You’ve probably heard the advice to elongate and branch out your trees as soon as you can. It’s a powerful but difficult concept for most of us. We’re not even sure why we should do it or how it might help us save space. Or maybe we just don’t have the courage to ask for help. But how can you tell if you should cut back on your trees? There are several dangers lurking in the shadows when you remove old growths from your property. If you have young trees nearby, it might be worth looking into first. This is what the Tree Arborist Adelaide says. Even if you think about it a little bit more carefully before beginning, there are still some risks involved.
How to tell if you should cut back on your trees
As we’ve just discussed, the main cause of initially boosting your tree growth is a desire to save space. There are several early warning signs that you should look into first. If you notice that your trees are getting smaller and more spherical, it’s likely that you’re dealing with a reduction in growth. If you notice that your trees are getting larger and less dense, it could also be a sign that you need to consider cutting back. When you first start thinking about trees, you usually have a lot of questions.
The first thing you have to worry about is your health. While you don’t want to drop old dead growth, you also don’t want to risk contracting issues such as those caused by diseases as cutting back on your trees can cause. The most important thing you can do is get your health check-up. Next, you’ll want to think about your ability to make the most of your trees. This is the first step to saving space.
If you’ve been doing everything you can to increase your tree health and are able to maintain your growth, you can treat your roots to slow the decay and save a lot of space. Finally, you’ll want to make sure that your trees are in good order. If you regularly make changes to your trees that you aren’t completely satisfied with, it can be worth looking into first. You can either spend some time researching different options or hire a professional.
Dangers In The Woods
As we’ve mentioned above, many diseases can cause damage to your trees. One such cause can be the roots of insects or other animals that feed on the dead or dying leaves. Another reason to get your health checked is if you regularly go inside your trees with children. Another common reason to get your health checked is if you’re in contact with water from a stream, well or another source. If your trees are in contact with water, they could easily turn into a disease-causing substance.
Sticky Water Residue

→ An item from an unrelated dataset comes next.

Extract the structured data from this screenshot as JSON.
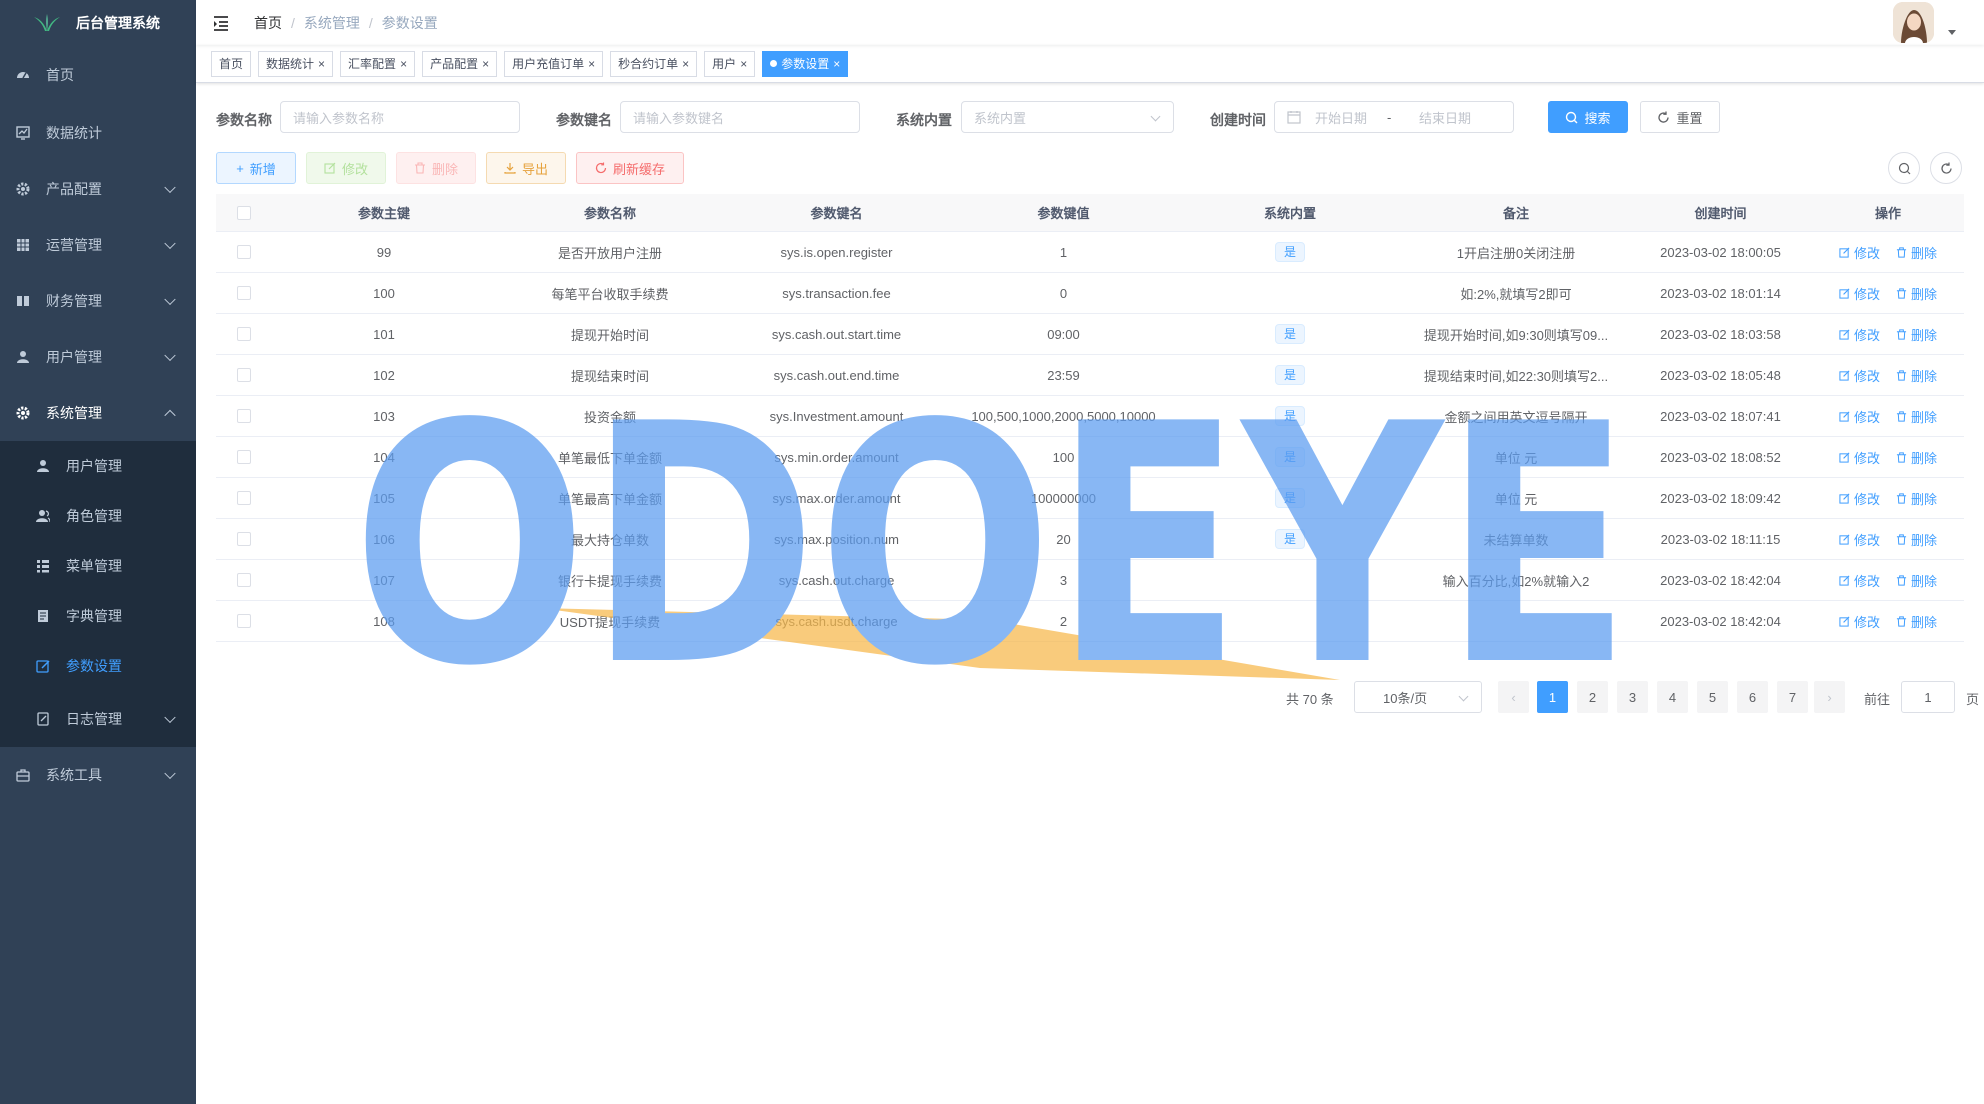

One of the really scary things about trees is the sticky water residue that often builds up in the soil. If you’re lucky, this will evaporate away within a few weeks. But most of us aren’t. When we are home and make a mess, the soil has a tendency to hold onto all the dirt and plants that were there when we lived there. This sticky material is called water residue. If it gets inside your trees, it could cause them to develop root nodules and make it very difficult for them to sprout new leaves. This can result in your entire backyard being converted into a pile of soil.
Young Trees Can Be Targeted by Insects, Fungi and Bacteria
As we’ve also mentioned above, insect attacks can cause a lot of damage to trees. Some of the most common insects that can cause damage to trees are wasps, moths and other flying insects, as well as frosty ages, a type of molluscan worm that lives in the soil. It’s also possible that you’re dealing with bacteria in the soil that’s causing your trees to rot. Unfortunately, there aren’t many ways to test for this. One path to discovery is to try different treatments for rot in your trees. If it’s not getting any better, you should probably consider having your trees removed.
Cutting back on your trees can seem like a daunting task. Even the Tree Arborist Adelaide finds it hard. It can even feel like giving up on the Great American Forest. But there are ways to cut back on your trees that will save you a lot of space and offer significant benefits. The key is to be proactive, find out what the dangers are and take action.